Student Pilot No. 3 - The Split Intensive Course
You’ve probably never heard the term before. But what we are talking about is short periods of intensive training (one-two weeks), with say two-three weeks break between. But why does this work?
Well, you learn at your optimum pace, and you stop before you mentally burnout. That’s the straight forward part that most people would recognise. Now for the clever bit… the time off.
Less understood is the importance of taking time away to process the information you have learned. At the time of learning, all the information you have received has been processed by the conscious mind. For example, when you learnt to drive and change gear, you had to consciously lift your right foot from the accelerator, press the left foot on the clutch, then move the gear selector out of gear, into the new gear, lift the left foot, whilst carefully timing the right foot to accelerate without juddering. A fairly complex set of coordination skills at the time. I bet these days, you drive without thinking, able to navigate and have a conversation at the same time. You do it subconsciously, and that’s the key.
Well flying is the same. But it takes time for the brain to process the information, and to compartmentalise it into the subconscious mind. Often it is less about repetition, and more about brain processing. This usually takes place over the course of weeks rather than days, which is why the intensive student’s brain can’t keep up with the pace of learning. You need to spend time dreaming, and replaying what you have learned in your mind, cementing the new information into your subconscious mind, and this takes time.
You will then return to your next block of intensive training with minimal skill-drop-off, fresh and ready for the champagne glass to be filled once again. Incidentally, this style of learning has been particularly beneficial for our students that don’t live near us. We have had a number of students over the years that hop on the EasyJet from London, and even a few living in other countries. They stay for a week or two, then return to their families and work between times. The opportunity to learn to fly in our unique environment has been a calling for many.
OK, but I don’t have the time to dedicate weeks off work, or I don’t have the money to pay for a whole week or two up front… what should I do?
Student Pilot No. 4 - The Compromise
Many people do not have the luxury to take weeks off work, or have to save and pay-as-they-go. Whilst we believe the Split Intensive Course is the most efficient and cost effective method for gaining your pilot’s licence, you can apply the concepts in a more affordable manner.
If you expect to be able to afford one lesson per week, instead consider doing two-three days consecutively, with say two lessons per day. Then take a break until the following month. You will reduce the skill-drop-off considerably, whilst maintaining your budget.
If you can manage it, you might increase it to intensive training every other weekend for example. The choice is yours, just remember, intensive then rest.
Student Pilot No. 5 - The Happy Learner

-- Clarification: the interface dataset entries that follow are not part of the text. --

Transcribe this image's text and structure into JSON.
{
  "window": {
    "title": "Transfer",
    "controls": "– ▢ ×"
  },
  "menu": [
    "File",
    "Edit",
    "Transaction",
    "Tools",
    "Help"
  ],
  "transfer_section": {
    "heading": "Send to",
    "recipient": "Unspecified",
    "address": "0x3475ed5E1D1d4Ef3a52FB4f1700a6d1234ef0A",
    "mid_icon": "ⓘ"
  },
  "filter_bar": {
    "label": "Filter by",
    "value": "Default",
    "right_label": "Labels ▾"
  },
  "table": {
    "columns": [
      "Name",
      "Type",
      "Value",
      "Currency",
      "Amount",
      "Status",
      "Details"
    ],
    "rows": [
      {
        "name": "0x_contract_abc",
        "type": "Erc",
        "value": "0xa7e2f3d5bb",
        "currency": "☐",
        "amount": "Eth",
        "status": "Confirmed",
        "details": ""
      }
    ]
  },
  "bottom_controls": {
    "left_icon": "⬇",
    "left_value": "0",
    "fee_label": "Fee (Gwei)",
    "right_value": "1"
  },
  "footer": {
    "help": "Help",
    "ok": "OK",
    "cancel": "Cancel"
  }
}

For those less concerned with time or financial pressures, you are absolutely free to choose whatever suits you. We have many students that enjoy learning at their own pace, and when it suits them. Often more suited to our retired students, more concerned with pleasure than efficiently, they are just happy to be on their own journey towards gaining a pilot’s licence. Ultimately, they will achieve their pilot licence, but they enjoy the experience at their own leisurely rate… and that’s also fine with us.
The above advice is also applicable to more advanced courses, and we find that when students find the learning structure that suits them, they continue through our advanced courses in a similar manner.
If you would like any further advice on how to design a bespoke training plan to meet your needs, please feel free to contact us. If you are travelling from further afield, we are happy to assist you in finding suitable accommodation and transport. We are here to help.